I was also very curious about how many seeds all of these seed heads had. So amazing how many seeds come from just one seed having been planted! The grade 4/5s did some estimating (using some different estimating strategies), and then a few weeks later, the grade 1/2s started counting the seeds… Turns out that’s a longer project that just an hour or so… We started by reading a book called “How Many Seeds in a Pumpkin” – among other things, the book talks about estimating, and also about counting by 2s, 5s and 10s. A nice story – definitely a good one to have in one’s Garden Educator library. The students then worked in groups and started removing the seeds from the seed heads, and then counting them by 10s. Each group had a different sunflower seed head. The group that counted the most got to about 400… and they weren’t even close to being done. (So many seeds!) A project for me to finish over the winter…

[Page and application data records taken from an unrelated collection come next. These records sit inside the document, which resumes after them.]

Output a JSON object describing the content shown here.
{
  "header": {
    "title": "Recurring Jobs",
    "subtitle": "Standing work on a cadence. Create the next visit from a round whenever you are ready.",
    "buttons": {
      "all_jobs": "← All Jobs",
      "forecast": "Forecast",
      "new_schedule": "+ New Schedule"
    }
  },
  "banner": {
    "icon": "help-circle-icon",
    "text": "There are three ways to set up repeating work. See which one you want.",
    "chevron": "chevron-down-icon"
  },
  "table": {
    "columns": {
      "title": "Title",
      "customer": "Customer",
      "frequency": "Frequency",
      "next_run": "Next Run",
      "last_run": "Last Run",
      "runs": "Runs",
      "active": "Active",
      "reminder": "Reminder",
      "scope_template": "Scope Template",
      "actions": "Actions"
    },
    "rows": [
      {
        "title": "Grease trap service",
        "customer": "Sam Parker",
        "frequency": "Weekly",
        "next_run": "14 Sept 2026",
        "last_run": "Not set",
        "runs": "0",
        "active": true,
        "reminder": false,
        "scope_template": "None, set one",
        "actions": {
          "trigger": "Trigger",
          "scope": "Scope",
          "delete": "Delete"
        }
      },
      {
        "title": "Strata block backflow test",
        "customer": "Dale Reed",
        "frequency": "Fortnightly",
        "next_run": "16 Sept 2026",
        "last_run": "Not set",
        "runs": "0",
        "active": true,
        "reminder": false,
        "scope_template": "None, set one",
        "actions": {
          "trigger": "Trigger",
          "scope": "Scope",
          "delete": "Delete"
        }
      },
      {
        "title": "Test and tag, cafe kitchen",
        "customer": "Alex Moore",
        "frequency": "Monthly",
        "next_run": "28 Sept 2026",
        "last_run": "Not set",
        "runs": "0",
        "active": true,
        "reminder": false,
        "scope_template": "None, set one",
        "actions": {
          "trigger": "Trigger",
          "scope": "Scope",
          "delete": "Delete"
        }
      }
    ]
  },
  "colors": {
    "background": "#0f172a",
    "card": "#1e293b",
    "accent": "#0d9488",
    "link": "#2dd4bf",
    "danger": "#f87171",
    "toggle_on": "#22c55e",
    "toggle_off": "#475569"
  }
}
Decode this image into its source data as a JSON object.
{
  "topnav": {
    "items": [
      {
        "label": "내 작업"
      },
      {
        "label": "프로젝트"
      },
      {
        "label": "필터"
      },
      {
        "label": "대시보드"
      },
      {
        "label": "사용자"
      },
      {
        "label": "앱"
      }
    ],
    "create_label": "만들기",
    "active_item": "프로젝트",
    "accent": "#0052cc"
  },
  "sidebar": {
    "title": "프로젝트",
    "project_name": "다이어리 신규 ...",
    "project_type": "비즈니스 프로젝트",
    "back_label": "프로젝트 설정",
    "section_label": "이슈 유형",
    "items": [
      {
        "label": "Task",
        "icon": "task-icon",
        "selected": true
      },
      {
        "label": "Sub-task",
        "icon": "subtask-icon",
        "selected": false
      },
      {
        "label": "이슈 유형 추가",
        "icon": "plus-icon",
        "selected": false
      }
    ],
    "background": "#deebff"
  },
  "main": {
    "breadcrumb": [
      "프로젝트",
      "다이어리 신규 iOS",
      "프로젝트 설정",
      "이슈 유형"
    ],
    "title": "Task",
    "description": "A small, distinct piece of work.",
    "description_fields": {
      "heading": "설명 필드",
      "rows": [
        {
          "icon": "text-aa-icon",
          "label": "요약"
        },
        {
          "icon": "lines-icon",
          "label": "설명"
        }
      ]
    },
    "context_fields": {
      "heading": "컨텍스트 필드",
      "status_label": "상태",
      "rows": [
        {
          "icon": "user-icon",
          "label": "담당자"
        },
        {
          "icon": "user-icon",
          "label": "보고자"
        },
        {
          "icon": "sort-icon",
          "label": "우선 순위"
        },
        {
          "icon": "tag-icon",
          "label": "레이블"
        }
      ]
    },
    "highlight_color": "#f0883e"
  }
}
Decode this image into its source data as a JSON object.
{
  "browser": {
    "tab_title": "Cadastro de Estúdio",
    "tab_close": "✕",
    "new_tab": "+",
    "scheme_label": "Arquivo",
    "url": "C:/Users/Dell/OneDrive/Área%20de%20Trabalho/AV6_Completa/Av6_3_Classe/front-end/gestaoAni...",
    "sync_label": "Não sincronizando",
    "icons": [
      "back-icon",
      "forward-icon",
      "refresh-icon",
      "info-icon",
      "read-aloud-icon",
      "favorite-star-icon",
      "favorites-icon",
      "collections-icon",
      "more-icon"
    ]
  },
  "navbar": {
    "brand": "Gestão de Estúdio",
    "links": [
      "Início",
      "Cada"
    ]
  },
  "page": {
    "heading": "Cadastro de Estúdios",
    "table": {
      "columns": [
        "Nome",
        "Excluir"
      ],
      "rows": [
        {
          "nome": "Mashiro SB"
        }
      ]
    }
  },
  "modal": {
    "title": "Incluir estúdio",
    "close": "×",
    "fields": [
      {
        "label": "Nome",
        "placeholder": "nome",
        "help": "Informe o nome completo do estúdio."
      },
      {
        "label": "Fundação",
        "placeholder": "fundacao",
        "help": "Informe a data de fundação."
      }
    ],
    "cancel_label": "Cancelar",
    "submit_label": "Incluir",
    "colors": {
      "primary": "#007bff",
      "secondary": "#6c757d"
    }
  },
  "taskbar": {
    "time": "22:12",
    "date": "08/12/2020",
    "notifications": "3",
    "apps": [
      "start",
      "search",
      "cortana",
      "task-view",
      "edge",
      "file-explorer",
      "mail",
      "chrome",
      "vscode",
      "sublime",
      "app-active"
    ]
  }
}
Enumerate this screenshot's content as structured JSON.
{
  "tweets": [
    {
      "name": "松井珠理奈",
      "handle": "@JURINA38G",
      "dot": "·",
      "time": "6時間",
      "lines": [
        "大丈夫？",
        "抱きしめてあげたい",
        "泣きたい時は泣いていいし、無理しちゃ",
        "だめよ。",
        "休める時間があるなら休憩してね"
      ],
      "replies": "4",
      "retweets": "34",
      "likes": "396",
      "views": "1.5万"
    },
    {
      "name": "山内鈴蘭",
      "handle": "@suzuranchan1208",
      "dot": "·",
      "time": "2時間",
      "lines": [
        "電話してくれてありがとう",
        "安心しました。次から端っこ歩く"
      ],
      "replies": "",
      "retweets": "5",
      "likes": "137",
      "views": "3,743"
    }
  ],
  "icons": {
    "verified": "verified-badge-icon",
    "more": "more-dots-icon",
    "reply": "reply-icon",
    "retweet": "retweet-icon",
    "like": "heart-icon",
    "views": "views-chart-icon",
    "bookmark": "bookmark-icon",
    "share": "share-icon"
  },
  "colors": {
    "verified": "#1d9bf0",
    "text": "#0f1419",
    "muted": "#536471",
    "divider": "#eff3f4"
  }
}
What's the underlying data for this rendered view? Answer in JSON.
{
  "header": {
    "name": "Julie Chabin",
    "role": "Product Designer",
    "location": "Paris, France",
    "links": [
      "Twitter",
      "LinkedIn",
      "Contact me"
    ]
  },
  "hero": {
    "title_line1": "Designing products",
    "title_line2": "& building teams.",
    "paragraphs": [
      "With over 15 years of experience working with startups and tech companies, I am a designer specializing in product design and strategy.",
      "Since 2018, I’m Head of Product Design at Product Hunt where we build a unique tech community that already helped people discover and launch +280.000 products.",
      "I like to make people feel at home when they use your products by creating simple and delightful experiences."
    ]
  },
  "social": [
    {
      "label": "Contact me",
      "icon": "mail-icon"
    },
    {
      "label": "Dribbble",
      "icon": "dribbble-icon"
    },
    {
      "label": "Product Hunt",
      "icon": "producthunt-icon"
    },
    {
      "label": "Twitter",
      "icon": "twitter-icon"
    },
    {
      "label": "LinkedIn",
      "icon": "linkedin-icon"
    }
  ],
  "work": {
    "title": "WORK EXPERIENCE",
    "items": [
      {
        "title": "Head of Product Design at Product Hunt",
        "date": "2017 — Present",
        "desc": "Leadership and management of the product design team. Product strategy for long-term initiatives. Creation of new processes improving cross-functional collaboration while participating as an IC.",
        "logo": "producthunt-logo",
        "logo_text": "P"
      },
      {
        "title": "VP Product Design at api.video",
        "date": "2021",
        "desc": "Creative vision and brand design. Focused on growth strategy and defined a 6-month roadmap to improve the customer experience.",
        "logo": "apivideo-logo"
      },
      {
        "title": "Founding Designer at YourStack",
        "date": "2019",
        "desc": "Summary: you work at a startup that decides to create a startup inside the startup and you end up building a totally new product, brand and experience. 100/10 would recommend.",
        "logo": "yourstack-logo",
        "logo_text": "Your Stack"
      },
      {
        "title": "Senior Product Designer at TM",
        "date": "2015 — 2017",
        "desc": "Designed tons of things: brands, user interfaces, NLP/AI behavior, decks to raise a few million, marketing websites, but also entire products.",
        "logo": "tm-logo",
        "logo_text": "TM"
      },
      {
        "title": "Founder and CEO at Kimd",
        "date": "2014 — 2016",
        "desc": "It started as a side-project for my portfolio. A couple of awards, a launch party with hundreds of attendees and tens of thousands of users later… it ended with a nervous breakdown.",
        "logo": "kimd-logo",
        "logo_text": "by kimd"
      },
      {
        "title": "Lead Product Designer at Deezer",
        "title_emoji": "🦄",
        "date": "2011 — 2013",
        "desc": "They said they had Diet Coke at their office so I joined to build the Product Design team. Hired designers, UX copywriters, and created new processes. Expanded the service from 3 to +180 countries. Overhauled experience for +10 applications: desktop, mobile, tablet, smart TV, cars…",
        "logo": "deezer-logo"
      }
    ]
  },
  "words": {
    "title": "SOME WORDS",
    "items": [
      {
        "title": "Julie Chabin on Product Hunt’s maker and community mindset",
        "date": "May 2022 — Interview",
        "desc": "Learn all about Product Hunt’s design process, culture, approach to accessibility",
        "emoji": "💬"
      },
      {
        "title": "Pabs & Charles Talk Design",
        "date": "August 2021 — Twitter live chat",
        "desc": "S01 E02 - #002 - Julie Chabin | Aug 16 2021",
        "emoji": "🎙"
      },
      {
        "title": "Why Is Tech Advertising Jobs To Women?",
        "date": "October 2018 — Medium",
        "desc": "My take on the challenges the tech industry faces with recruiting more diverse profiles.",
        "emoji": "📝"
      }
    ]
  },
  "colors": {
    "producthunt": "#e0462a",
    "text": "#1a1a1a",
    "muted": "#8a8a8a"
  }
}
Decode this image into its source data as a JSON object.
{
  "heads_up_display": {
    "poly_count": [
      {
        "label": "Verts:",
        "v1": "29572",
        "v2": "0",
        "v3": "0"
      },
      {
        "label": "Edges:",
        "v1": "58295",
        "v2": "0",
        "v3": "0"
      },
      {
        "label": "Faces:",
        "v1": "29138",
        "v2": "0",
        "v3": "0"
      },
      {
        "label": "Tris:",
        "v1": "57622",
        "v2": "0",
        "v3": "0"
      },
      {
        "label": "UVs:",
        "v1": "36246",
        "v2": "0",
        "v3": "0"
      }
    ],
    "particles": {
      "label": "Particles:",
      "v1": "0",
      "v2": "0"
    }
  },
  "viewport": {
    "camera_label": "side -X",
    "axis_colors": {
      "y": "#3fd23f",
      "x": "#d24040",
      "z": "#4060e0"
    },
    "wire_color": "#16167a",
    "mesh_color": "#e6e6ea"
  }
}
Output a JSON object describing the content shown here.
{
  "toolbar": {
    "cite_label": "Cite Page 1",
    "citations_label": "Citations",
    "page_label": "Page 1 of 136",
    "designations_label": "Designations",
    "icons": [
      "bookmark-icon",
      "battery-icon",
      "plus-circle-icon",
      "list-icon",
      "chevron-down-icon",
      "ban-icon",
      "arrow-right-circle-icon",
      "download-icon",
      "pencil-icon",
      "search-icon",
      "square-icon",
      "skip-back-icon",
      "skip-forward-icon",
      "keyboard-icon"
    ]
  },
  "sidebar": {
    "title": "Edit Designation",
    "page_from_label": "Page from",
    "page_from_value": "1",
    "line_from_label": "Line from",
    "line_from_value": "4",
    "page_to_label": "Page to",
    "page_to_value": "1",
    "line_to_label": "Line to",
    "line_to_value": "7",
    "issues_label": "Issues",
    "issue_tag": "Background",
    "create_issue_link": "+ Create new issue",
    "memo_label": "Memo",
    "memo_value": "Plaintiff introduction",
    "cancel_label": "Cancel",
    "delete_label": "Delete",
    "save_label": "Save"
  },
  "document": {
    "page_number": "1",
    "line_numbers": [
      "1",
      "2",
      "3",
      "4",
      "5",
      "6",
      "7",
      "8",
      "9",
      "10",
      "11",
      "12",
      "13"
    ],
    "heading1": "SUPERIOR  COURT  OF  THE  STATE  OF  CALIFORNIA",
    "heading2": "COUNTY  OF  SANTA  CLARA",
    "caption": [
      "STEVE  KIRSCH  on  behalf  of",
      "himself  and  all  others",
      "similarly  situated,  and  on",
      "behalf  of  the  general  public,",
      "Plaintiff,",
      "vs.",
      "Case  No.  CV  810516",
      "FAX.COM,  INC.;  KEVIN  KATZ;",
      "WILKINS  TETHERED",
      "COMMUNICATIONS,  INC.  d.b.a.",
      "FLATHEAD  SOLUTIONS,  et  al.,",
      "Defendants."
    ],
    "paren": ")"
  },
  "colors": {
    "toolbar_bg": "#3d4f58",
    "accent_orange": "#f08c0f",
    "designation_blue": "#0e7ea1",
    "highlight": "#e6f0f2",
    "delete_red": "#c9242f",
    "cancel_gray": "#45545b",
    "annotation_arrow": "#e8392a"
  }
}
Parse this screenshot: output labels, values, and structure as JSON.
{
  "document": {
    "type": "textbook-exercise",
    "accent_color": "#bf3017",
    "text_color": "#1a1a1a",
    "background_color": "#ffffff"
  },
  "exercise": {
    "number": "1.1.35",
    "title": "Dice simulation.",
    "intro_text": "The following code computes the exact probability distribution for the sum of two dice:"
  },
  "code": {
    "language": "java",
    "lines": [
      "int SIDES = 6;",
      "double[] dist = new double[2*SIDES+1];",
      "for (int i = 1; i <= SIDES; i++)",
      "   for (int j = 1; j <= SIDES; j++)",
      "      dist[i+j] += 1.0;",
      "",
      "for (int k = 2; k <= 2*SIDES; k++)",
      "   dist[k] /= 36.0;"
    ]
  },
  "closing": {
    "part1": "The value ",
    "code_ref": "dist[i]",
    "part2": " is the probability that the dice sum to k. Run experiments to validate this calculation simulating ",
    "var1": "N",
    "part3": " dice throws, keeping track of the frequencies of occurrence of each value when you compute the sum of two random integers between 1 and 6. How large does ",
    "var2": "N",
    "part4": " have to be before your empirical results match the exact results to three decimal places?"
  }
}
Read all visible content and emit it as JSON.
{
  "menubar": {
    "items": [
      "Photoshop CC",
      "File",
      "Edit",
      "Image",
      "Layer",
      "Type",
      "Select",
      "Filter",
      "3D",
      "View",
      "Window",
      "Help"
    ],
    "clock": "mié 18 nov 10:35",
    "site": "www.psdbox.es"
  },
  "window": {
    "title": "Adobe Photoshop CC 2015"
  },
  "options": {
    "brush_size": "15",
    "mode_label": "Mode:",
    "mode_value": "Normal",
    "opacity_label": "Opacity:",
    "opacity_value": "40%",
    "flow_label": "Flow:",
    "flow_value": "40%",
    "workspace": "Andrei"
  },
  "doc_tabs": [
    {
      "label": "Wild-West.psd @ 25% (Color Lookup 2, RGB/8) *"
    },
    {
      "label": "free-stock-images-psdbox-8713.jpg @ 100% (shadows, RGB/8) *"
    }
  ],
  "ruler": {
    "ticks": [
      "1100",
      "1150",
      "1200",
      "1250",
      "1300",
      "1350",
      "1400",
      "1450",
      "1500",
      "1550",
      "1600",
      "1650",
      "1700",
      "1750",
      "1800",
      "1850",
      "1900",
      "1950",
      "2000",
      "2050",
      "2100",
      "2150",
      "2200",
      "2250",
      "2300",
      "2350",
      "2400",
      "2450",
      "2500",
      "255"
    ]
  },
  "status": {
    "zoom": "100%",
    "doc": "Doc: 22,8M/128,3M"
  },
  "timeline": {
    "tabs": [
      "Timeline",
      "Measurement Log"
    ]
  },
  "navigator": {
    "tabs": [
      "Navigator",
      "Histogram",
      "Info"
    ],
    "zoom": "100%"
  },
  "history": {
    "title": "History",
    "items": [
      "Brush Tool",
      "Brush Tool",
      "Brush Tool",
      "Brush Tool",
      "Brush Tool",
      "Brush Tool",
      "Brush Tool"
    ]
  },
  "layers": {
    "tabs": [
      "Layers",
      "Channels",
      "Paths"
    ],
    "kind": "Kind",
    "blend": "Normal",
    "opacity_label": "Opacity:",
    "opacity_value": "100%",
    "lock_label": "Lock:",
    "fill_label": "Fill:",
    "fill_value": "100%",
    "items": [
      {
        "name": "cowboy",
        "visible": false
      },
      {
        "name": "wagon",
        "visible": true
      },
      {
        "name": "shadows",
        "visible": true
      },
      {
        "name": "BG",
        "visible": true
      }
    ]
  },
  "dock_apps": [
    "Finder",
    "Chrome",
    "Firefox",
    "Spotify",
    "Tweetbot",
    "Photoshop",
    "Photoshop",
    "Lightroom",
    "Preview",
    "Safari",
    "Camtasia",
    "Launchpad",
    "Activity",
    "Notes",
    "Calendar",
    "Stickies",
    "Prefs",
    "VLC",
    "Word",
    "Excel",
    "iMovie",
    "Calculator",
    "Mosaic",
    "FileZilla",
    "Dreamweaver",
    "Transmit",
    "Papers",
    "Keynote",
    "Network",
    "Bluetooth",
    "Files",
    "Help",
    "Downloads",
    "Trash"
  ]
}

And now, what to do with all of the seeds!?! We’ll definitely plant some in the spring. Some folks have suggested roasting and eating some, but I feel like they’re maybe not clean enough. One idea I’ve had is to use some for sprouting/growing shoots in a classroom using our growlights… So I have to find a class that would be into that project.
As many of you surely know, I get pretty excited about and fascinated by seeds, so these sunflowers have been lots of fun for me! But even more fun is when I see students get excited about them too – watching the sunflowers grow, seeing how tall they were, observing the insects visiting the blossoms, examining the development of the seeds, estimating and counting the numbers of seeds (and getting legitimately blown away by the numbers…)… Though the initial fascination with the various aspects of these sunflowers may have been prompted by me, it’s great to see the kids’ own curiosity take over as they go back to observe them week after week, show them to their parents after school, ask questions…
Happy growing (and planning and seed counting…)!